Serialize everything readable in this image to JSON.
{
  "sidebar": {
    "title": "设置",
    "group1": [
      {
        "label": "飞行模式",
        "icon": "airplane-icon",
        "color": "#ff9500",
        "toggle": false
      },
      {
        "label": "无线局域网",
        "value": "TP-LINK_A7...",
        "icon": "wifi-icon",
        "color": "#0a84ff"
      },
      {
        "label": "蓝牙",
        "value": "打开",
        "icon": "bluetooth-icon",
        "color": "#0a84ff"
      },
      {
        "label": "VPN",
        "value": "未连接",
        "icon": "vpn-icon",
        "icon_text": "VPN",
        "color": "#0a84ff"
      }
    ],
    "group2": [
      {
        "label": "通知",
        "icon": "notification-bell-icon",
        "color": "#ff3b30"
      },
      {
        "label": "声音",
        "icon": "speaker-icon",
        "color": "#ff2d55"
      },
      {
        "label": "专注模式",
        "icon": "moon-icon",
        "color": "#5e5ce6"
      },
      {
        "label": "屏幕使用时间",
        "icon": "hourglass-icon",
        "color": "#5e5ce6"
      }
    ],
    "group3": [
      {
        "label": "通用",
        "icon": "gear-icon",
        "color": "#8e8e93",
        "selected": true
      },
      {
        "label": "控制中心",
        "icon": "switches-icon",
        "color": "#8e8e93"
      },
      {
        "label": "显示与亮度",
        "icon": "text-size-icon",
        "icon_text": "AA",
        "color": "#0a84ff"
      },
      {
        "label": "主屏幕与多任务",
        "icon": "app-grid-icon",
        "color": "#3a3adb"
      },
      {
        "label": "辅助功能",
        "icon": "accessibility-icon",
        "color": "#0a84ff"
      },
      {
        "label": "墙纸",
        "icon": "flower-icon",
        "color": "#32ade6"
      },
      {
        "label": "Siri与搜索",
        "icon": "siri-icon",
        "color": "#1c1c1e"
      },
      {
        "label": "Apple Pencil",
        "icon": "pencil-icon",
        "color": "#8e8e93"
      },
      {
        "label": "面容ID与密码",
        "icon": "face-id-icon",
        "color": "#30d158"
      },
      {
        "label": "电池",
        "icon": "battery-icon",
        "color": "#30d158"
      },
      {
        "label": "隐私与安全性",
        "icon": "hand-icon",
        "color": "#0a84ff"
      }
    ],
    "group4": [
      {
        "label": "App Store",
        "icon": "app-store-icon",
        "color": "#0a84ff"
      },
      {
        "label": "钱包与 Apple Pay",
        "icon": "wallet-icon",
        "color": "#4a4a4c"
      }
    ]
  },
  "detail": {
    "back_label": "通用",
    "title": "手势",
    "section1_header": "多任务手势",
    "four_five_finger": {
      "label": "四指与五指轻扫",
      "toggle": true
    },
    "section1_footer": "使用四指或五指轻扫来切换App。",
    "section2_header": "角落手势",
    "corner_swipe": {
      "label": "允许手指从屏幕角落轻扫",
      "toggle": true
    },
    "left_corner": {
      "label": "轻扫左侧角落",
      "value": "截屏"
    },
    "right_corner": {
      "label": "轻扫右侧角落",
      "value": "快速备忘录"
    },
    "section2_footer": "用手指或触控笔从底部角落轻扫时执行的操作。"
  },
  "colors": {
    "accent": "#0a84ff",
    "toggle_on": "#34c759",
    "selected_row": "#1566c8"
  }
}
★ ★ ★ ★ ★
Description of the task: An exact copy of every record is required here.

Result of the exercise:
Serialize everything readable in this image to JSON.
{
  "sidebar": {
    "title": "设置",
    "group1": [
      {
        "label": "飞行模式",
        "icon": "airplane-icon",
        "color": "#ff9500",
        "toggle": false
      },
      {
        "label": "无线局域网",
        "value": "TP-LINK_A7...",
        "icon": "wifi-icon",
        "color": "#0a84ff"
      },
      {
        "label": "蓝牙",
        "value": "打开",
        "icon": "bluetooth-icon",
        "color": "#0a84ff"
      },
      {
        "label": "VPN",
        "value": "未连接",
        "icon": "vpn-icon",
        "icon_text": "VPN",
        "color": "#0a84ff"
      }
    ],
    "group2": [
      {
        "label": "通知",
        "icon": "notification-bell-icon",
        "color": "#ff3b30"
      },
      {
        "label": "声音",
        "icon": "speaker-icon",
        "color": "#ff2d55"
      },
      {
        "label": "专注模式",
        "icon": "moon-icon",
        "color": "#5e5ce6"
      },
      {
        "label": "屏幕使用时间",
        "icon": "hourglass-icon",
        "color": "#5e5ce6"
      }
    ],
    "group3": [
      {
        "label": "通用",
        "icon": "gear-icon",
        "color": "#8e8e93",
        "selected": true
      },
      {
        "label": "控制中心",
        "icon": "switches-icon",
        "color": "#8e8e93"
      },
      {
        "label": "显示与亮度",
        "icon": "text-size-icon",
        "icon_text": "AA",
        "color": "#0a84ff"
      },
      {
        "label": "主屏幕与多任务",
        "icon": "app-grid-icon",
        "color": "#3a3adb"
      },
      {
        "label": "辅助功能",
        "icon": "accessibility-icon",
        "color": "#0a84ff"
      },
      {
        "label": "墙纸",
        "icon": "flower-icon",
        "color": "#32ade6"
      },
      {
        "label": "Siri与搜索",
        "icon": "siri-icon",
        "color": "#1c1c1e"
      },
      {
        "label": "Apple Pencil",
        "icon": "pencil-icon",
        "color": "#8e8e93"
      },
      {
        "label": "面容ID与密码",
        "icon": "face-id-icon",
        "color": "#30d158"
      },
      {
        "label": "电池",
        "icon": "battery-icon",
        "color": "#30d158"
      },
      {
        "label": "隐私与安全性",
        "icon": "hand-icon",
        "color": "#0a84ff"
      }
    ],
    "group4": [
      {
        "label": "App Store",
        "icon": "app-store-icon",
        "color": "#0a84ff"
      },
      {
        "label": "钱包与 Apple Pay",
        "icon": "wallet-icon",
        "color": "#4a4a4c"
      }
    ]
  },
  "detail": {
    "back_label": "通用",
    "title": "手势",
    "section1_header": "多任务手势",
    "four_five_finger": {
      "label": "四指与五指轻扫",
      "toggle": true
    },
    "section1_footer": "使用四指或五指轻扫来切换App。",
    "section2_header": "角落手势",
    "corner_swipe": {
      "label": "允许手指从屏幕角落轻扫",
      "toggle": true
    },
    "left_corner": {
      "label": "轻扫左侧角落",
      "value": "截屏"
    },
    "right_corner": {
      "label": "轻扫右侧角落",
      "value": "快速备忘录"
    },
    "section2_footer": "用手指或触控笔从底部角落轻扫时执行的操作。"
  },
  "colors": {
    "accent": "#0a84ff",
    "toggle_on": "#34c759",
    "selected_row": "#1566c8"
  }
}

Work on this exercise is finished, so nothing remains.